The Emmy-nominated actor returned to the screen as his career oscillated from TV to movie roles before landing his major TV role in “Quantum Leap” which lasted for five seasons.
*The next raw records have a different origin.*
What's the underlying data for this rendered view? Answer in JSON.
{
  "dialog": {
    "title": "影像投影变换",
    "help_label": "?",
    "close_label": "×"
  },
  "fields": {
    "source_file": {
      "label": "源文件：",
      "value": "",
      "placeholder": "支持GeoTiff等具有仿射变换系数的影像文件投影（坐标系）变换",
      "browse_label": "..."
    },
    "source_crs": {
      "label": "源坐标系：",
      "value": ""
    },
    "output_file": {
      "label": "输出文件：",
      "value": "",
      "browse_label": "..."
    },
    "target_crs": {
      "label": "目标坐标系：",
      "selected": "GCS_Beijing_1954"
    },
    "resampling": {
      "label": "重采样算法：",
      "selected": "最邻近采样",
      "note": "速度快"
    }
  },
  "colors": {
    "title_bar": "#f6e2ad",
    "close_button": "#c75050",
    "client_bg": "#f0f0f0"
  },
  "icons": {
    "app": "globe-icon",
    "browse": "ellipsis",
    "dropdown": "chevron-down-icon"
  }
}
The science-fiction series first landed on the small screen in 1989 as it followed physicist Sam Beckett, played by Scott Bakula, as he time traveled with Stockwell’s sidekick character to fix historical mistakes.
“Quantum Leap” won six primetime Emmy awards before the show came to an end in 1993. Stockwell was nominated several times for outstanding supporting actor for his role in “Quantum” and was also nominated for an Oscar for his comic mafia kingpin character in “Married to the Mob.”
In the 2000s Stockwell continued his career in the sci-fi genre by joining the cast of “Battlestar Galactica” as antagonist John Cavil.
In 2014 he joined his “Quantum Leap” co-star Bakula once more on the set of “NCIS: New Orleans” before taking on his last movie in the 2015 film “Entertainment.”
Many members of the Hollywood community sent their condolences to the actor whose career spanned for nearly 70 years.
“Too Close for Comfort” actress Lydia Cornell remembered him as an “amazing actor.”
“Rest in Peace Dean Stockwell. What an amazing actor. He always had a mischevious (sic) glint of humor in his eyes. I was honored to work with him in the pilot for ‘Quantum Leap’ at @NBCUniversal along with Scott Bakula,” she wrote.
”Battlestar Galactica” star Edward Olmos wrote: “A true giant of a human being has passed. I was so fortunate to have worked with him on Miami Vice and Battlestar. I will cherish the years we spent together. He was a gift to all who truly knew him.”
Stockwell is survived by his wife, Joy, and their two children, Austin Stockwell and Sophie Stockwell.
Contributing: The Associated Press